Chlorophytum comosum has been grown as an indoor plant for over 200 years and is available everywhere. Arching leaves form an attractive rosette and the long stalks bear plantlets. Several varieties are available. Vittatum is the usual one; variegatum has green leaves edged with white. Mandaianum is compact with yellow-striped leaves.
Secrets of Success And Special Problems
Temperature: Average warmth - minimum 45 degrees F. in winter.
Light: A well lit spot away from direct sunlight.
Water: Water liberally from spring to autumn. Water sparingly in winter.

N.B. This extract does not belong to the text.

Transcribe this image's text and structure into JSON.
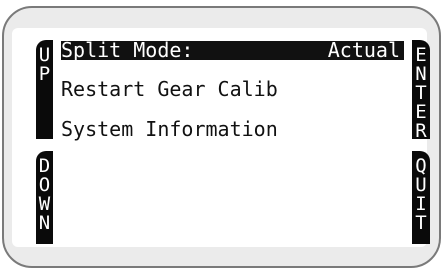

Air Humidity: Mist the leaves occasionally in summer. Repotting: Repot if necessary in spring. Propagation: Peg down plantlets in compost - cut stem when rooted. Alternatively divide plants at repotting time. Insects:Chlorophytum is virtually pest-free. Aphid may attack if plants are weak. Leaves With Brown Tips: Most likely the reason is underfeeding. Don't forget to feed with every watering. Other possible causes are bruising and excessively hot air. Cut off damaged tips and correct the fault. Pale, Limp, Yellowing Leaves:The cause of this is usually too much heat and too little light.

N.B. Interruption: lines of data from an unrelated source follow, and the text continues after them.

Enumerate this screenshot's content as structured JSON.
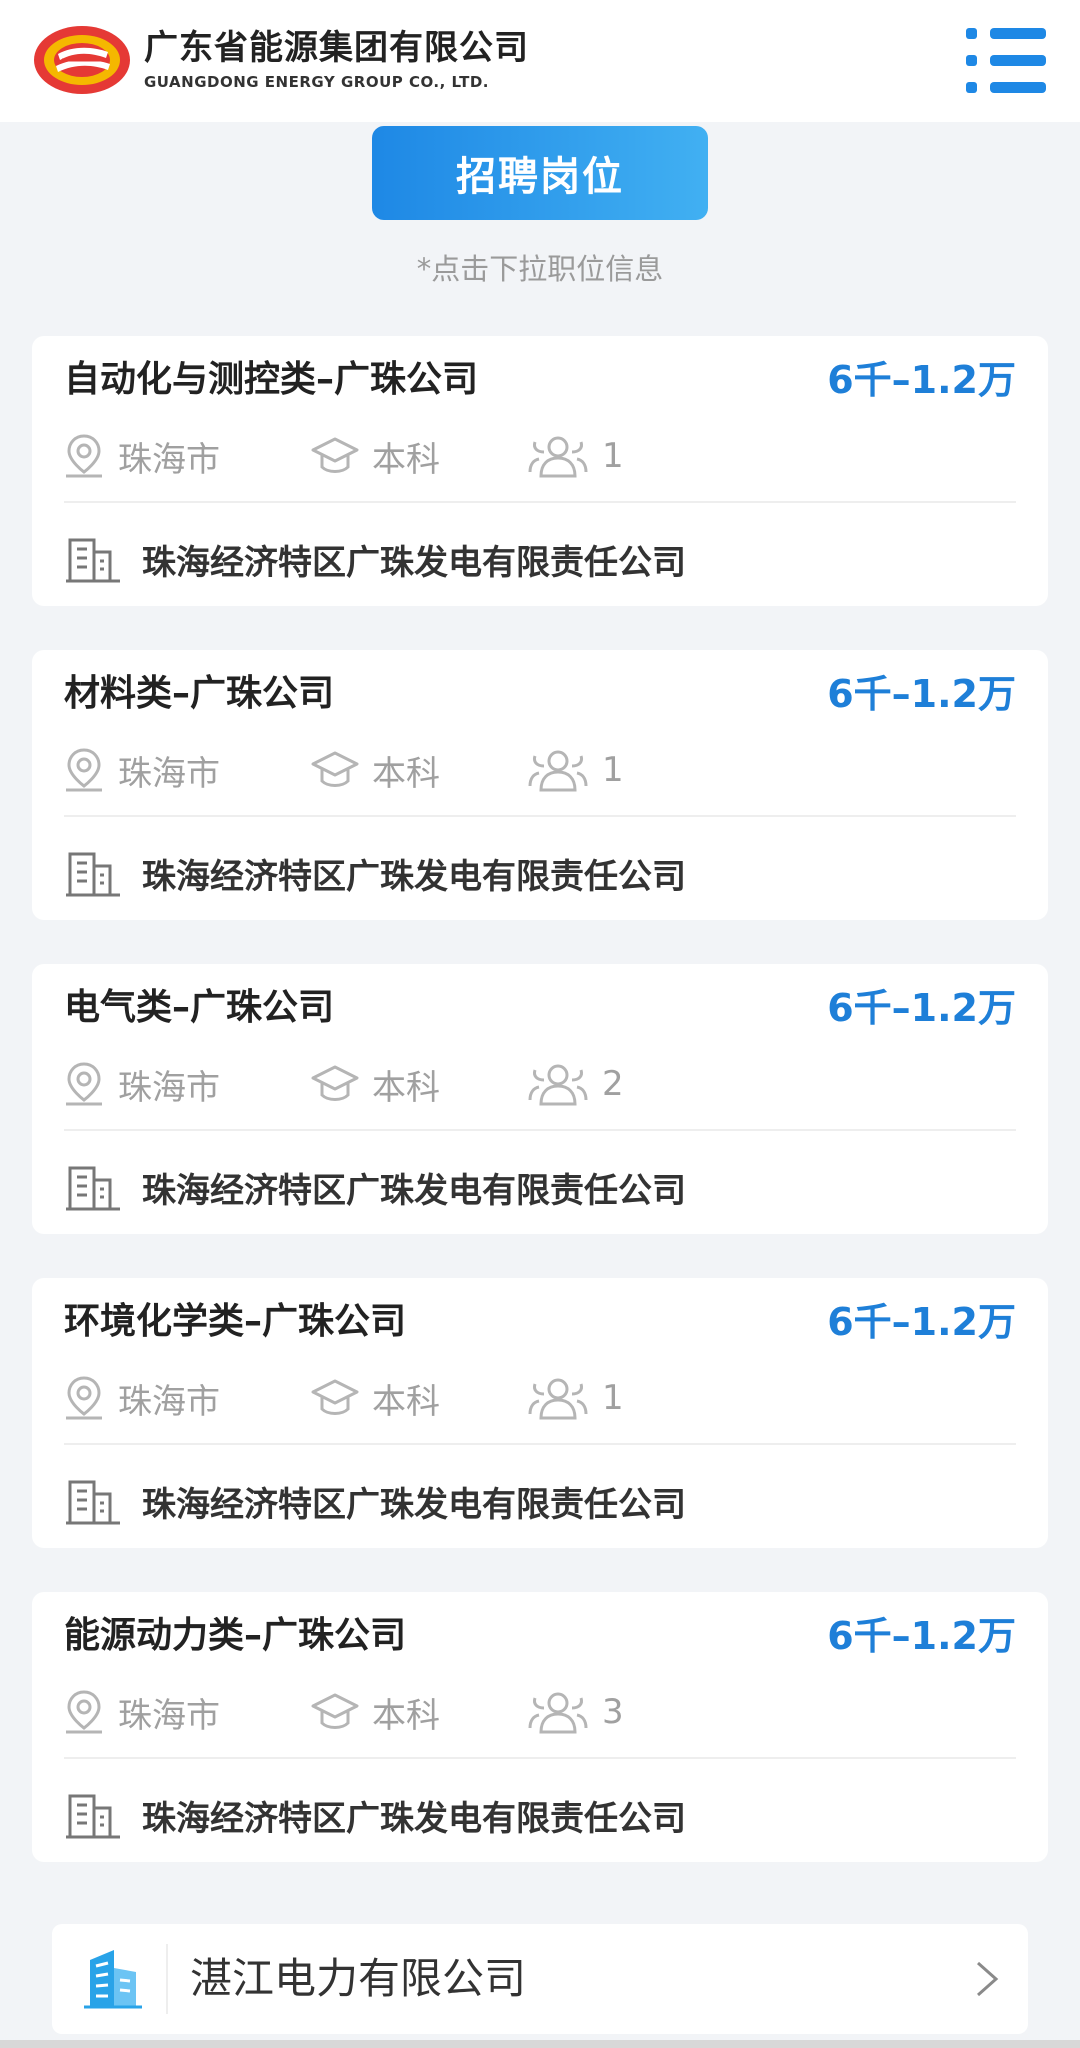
{
  "header": {
    "brand_cn": "广东省能源集团有限公司",
    "brand_en": "GUANGDONG ENERGY GROUP CO., LTD.",
    "logo_icon": "company-logo",
    "menu_icon": "menu-icon"
  },
  "jobs_button": {
    "label": "招聘岗位"
  },
  "hint": "*点击下拉职位信息",
  "jobs": [
    {
      "title": "自动化与测控类–广珠公司",
      "salary": "6千–1.2万",
      "city": "珠海市",
      "education": "本科",
      "headcount": "1",
      "company": "珠海经济特区广珠发电有限责任公司"
    },
    {
      "title": "材料类–广珠公司",
      "salary": "6千–1.2万",
      "city": "珠海市",
      "education": "本科",
      "headcount": "1",
      "company": "珠海经济特区广珠发电有限责任公司"
    },
    {
      "title": "电气类–广珠公司",
      "salary": "6千–1.2万",
      "city": "珠海市",
      "education": "本科",
      "headcount": "2",
      "company": "珠海经济特区广珠发电有限责任公司"
    },
    {
      "title": "环境化学类–广珠公司",
      "salary": "6千–1.2万",
      "city": "珠海市",
      "education": "本科",
      "headcount": "1",
      "company": "珠海经济特区广珠发电有限责任公司"
    },
    {
      "title": "能源动力类–广珠公司",
      "salary": "6千–1.2万",
      "city": "珠海市",
      "education": "本科",
      "headcount": "3",
      "company": "珠海经济特区广珠发电有限责任公司"
    }
  ],
  "section": {
    "label": "湛江电力有限公司",
    "icon": "building-icon",
    "chevron": "chevron-right-icon"
  },
  "colors": {
    "accent": "#1e88e5",
    "salary": "#1e7fd8",
    "background": "#f2f4f7",
    "logo_red": "#e53935",
    "logo_yellow": "#f5b800"
  }
}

Leaves With Brown Streaks: Too much water under cool conditions as this usually occurs in winter when the plant is not growing. Water sparingly in the winter. Curled Leaves, Spots, Leaf Fall, Yellowing: The soil around the roots has dried out. Chlorophytum needs a plentiful supply of water when it is actively growing. No Stems: The plant is too young and stems bearing plantlets will not form until the plant is mature. If it is mature then lack of space is the most likely cause, avoid overcrowding.